> **Activity**: No record may be left out; print them all verbatim.
....................
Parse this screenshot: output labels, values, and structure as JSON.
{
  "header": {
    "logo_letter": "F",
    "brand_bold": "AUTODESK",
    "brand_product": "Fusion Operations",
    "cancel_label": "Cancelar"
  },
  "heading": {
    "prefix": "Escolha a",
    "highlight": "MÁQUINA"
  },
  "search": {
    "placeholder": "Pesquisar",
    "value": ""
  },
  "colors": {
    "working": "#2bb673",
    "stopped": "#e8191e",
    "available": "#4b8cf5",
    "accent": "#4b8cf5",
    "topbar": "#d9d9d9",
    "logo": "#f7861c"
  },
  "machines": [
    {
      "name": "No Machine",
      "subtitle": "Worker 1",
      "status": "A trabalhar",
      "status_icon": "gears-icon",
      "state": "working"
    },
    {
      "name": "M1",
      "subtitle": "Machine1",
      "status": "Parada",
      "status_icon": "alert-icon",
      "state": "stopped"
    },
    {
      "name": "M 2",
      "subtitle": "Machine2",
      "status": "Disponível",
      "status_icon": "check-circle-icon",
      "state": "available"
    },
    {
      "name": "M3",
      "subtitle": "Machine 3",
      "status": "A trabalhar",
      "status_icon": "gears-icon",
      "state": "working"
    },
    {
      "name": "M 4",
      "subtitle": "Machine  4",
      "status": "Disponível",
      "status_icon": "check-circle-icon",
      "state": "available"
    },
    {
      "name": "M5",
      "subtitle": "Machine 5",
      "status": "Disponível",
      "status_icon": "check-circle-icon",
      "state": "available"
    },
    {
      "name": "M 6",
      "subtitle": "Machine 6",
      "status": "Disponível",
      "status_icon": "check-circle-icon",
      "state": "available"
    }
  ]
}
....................
> **Result of this task**:
Parse this screenshot: output labels, values, and structure as JSON.
{
  "header": {
    "logo_letter": "F",
    "brand_bold": "AUTODESK",
    "brand_product": "Fusion Operations",
    "cancel_label": "Cancelar"
  },
  "heading": {
    "prefix": "Escolha a",
    "highlight": "MÁQUINA"
  },
  "search": {
    "placeholder": "Pesquisar",
    "value": ""
  },
  "colors": {
    "working": "#2bb673",
    "stopped": "#e8191e",
    "available": "#4b8cf5",
    "accent": "#4b8cf5",
    "topbar": "#d9d9d9",
    "logo": "#f7861c"
  },
  "machines": [
    {
      "name": "No Machine",
      "subtitle": "Worker 1",
      "status": "A trabalhar",
      "status_icon": "gears-icon",
      "state": "working"
    },
    {
      "name": "M1",
      "subtitle": "Machine1",
      "status": "Parada",
      "status_icon": "alert-icon",
      "state": "stopped"
    },
    {
      "name": "M 2",
      "subtitle": "Machine2",
      "status": "Disponível",
      "status_icon": "check-circle-icon",
      "state": "available"
    },
    {
      "name": "M3",
      "subtitle": "Machine 3",
      "status": "A trabalhar",
      "status_icon": "gears-icon",
      "state": "working"
    },
    {
      "name": "M 4",
      "subtitle": "Machine  4",
      "status": "Disponível",
      "status_icon": "check-circle-icon",
      "state": "available"
    },
    {
      "name": "M5",
      "subtitle": "Machine 5",
      "status": "Disponível",
      "status_icon": "check-circle-icon",
      "state": "available"
    },
    {
      "name": "M 6",
      "subtitle": "Machine 6",
      "status": "Disponível",
      "status_icon": "check-circle-icon",
      "state": "available"
    }
  ]
}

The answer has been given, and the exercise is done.